## [TASK STATEMENT]
Every line below that holds the string "main" should be copied.

## [DATA LISTING]
Start of Block

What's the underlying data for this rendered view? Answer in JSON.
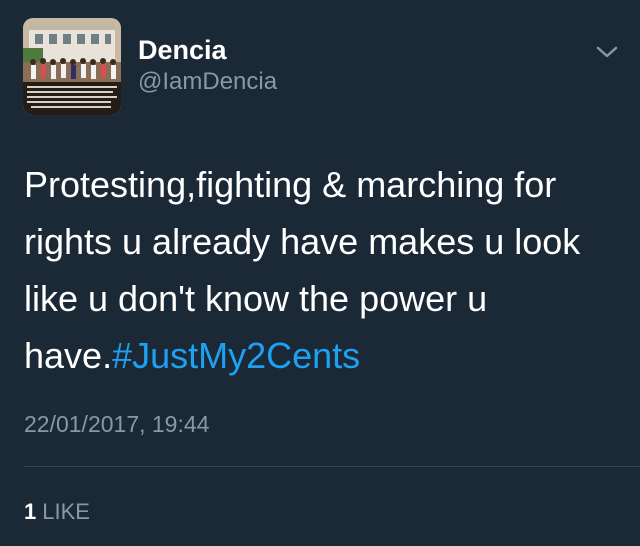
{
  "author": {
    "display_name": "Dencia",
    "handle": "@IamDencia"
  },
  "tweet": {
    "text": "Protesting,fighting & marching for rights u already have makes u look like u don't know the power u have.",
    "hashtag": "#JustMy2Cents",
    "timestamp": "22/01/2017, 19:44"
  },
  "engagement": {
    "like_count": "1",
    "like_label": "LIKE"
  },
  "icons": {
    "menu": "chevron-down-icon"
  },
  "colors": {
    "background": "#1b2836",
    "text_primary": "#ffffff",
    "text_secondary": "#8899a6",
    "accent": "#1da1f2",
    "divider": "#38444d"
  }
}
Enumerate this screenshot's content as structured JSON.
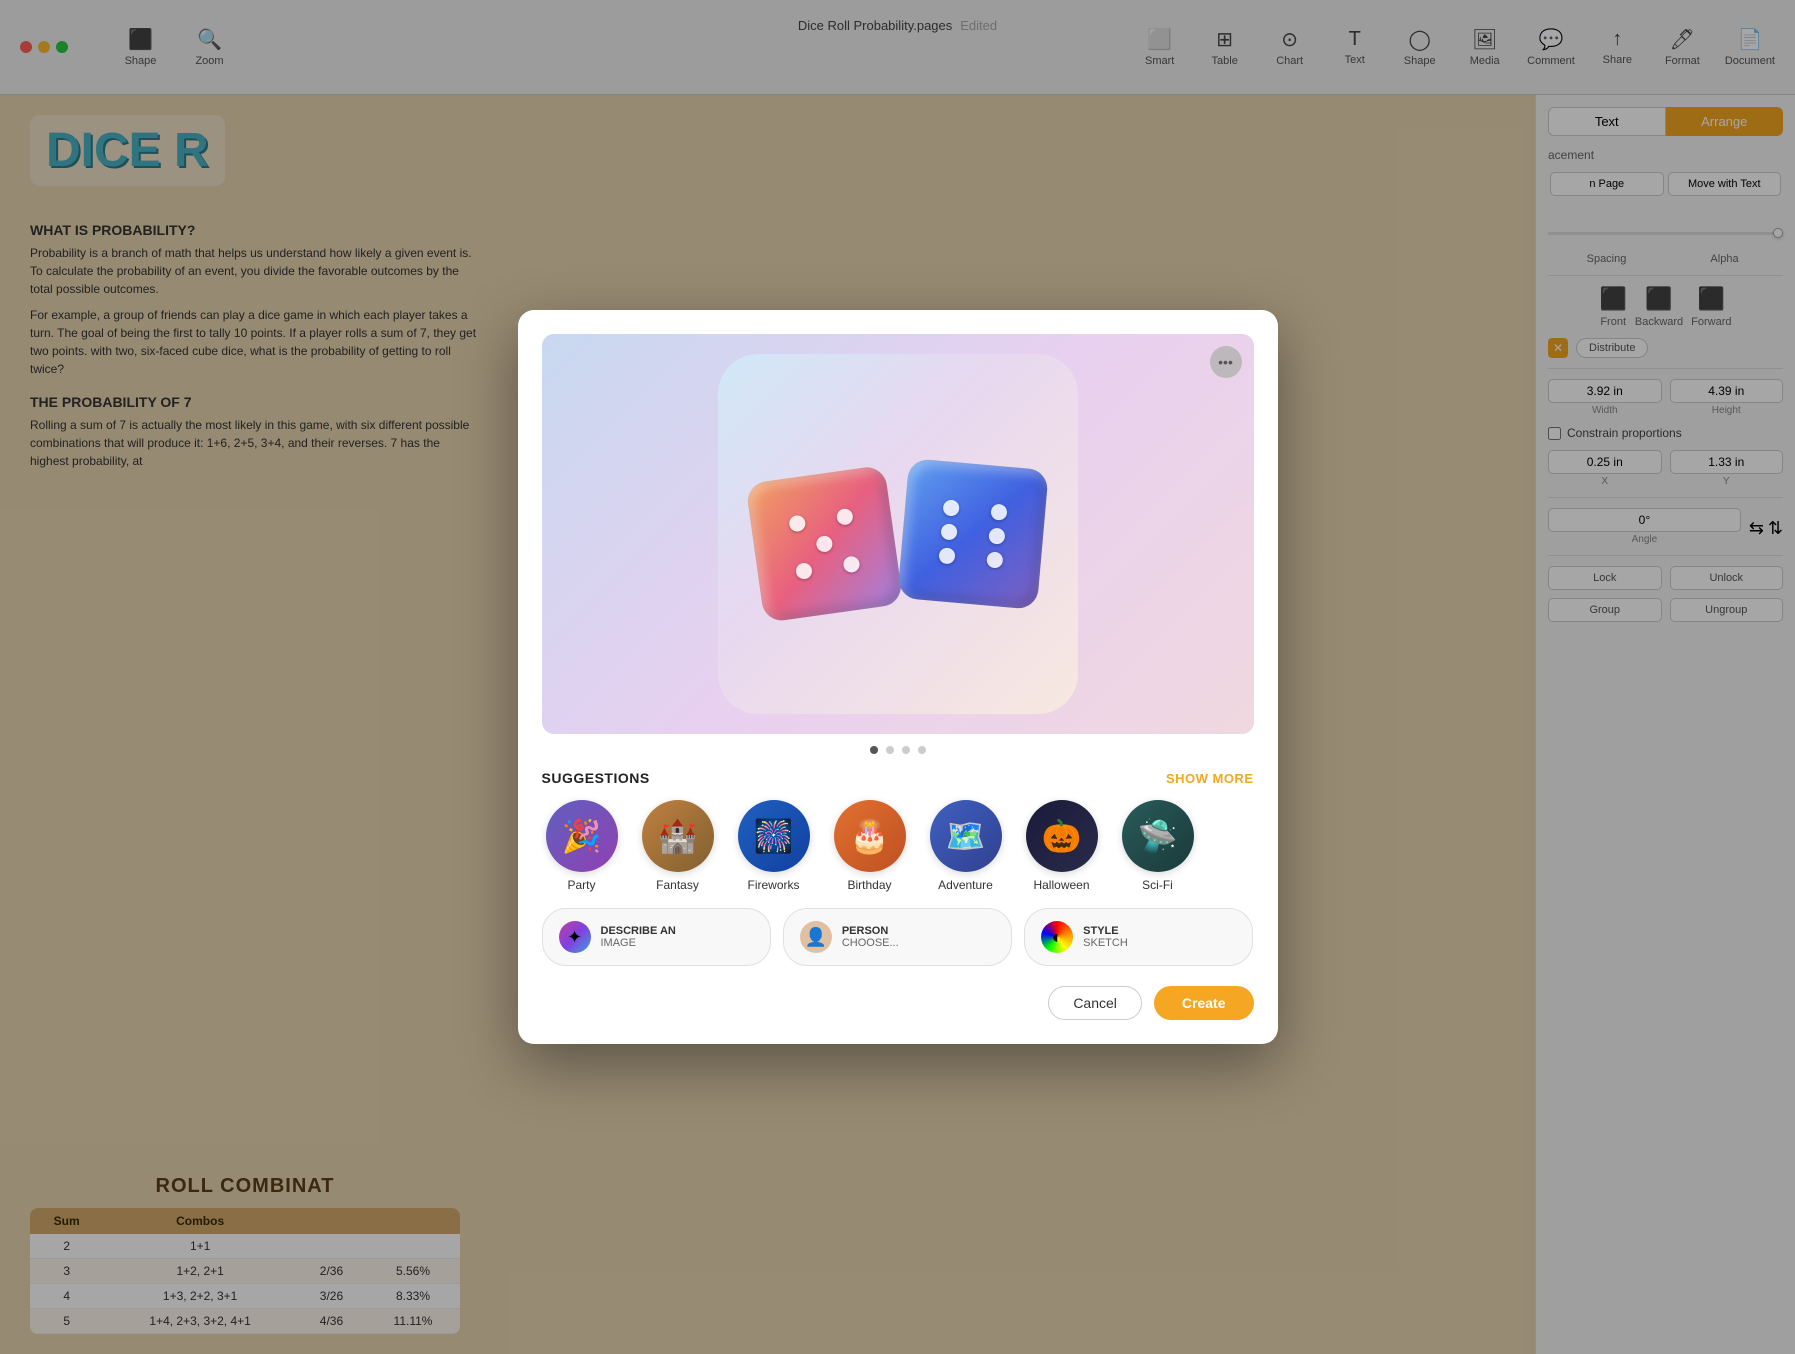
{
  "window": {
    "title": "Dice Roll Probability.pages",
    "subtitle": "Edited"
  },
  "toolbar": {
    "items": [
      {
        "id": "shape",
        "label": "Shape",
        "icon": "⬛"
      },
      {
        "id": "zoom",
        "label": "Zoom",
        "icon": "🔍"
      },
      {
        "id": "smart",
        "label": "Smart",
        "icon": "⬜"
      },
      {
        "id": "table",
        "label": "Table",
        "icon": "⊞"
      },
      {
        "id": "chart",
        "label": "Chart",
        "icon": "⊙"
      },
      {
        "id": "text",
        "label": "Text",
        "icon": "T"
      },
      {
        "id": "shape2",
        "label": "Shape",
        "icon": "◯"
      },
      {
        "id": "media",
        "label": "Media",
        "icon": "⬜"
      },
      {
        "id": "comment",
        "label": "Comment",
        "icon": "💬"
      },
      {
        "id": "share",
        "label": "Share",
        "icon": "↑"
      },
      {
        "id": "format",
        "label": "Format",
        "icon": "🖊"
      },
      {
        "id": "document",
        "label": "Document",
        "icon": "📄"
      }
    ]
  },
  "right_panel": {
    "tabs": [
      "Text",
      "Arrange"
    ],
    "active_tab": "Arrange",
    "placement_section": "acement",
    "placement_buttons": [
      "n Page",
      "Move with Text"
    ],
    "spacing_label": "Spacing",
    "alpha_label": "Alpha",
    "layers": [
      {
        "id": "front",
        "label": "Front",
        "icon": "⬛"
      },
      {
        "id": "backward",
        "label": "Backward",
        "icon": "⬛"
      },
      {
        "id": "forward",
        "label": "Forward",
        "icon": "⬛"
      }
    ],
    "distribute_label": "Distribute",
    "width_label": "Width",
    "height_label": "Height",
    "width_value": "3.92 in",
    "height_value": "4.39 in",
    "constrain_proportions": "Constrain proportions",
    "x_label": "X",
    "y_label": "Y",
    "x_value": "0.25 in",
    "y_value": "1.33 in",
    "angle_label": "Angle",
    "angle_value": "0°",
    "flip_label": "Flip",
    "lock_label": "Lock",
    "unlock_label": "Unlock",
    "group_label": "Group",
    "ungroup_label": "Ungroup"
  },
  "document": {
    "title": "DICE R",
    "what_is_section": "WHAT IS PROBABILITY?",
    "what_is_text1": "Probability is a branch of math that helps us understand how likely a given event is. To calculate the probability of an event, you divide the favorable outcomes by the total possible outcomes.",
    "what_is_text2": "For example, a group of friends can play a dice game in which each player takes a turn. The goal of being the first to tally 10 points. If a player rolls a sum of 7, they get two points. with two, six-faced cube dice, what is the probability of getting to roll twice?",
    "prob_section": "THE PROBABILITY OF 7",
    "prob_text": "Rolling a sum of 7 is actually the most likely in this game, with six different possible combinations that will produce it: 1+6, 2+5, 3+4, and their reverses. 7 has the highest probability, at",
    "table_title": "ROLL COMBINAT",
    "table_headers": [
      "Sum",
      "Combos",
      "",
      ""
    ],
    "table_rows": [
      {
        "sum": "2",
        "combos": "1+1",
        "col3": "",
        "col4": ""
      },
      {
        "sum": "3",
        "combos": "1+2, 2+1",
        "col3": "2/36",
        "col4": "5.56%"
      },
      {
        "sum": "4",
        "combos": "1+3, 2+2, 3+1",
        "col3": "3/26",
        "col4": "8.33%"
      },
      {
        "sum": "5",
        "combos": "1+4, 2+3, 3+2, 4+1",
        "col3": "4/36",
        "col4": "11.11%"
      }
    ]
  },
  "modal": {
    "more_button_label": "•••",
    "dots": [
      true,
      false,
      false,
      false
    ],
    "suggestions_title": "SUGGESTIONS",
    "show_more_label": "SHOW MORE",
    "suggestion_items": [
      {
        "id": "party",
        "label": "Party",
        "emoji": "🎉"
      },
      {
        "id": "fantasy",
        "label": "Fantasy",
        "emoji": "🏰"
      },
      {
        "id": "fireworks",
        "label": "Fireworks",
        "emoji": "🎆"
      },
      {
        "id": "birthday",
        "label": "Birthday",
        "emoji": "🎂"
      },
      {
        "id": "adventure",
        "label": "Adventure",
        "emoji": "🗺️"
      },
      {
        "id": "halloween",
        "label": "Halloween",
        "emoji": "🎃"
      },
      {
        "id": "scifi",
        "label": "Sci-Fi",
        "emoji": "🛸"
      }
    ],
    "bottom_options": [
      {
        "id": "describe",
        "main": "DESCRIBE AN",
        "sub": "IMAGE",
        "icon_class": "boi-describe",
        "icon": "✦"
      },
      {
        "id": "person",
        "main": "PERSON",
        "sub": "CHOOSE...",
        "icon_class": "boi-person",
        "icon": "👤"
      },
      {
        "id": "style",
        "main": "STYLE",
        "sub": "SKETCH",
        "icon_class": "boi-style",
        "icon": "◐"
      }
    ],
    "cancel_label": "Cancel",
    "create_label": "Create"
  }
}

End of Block

## [RESULT BELOW]
        "main": "DESCRIBE AN",
        "main": "PERSON",
        "main": "STYLE",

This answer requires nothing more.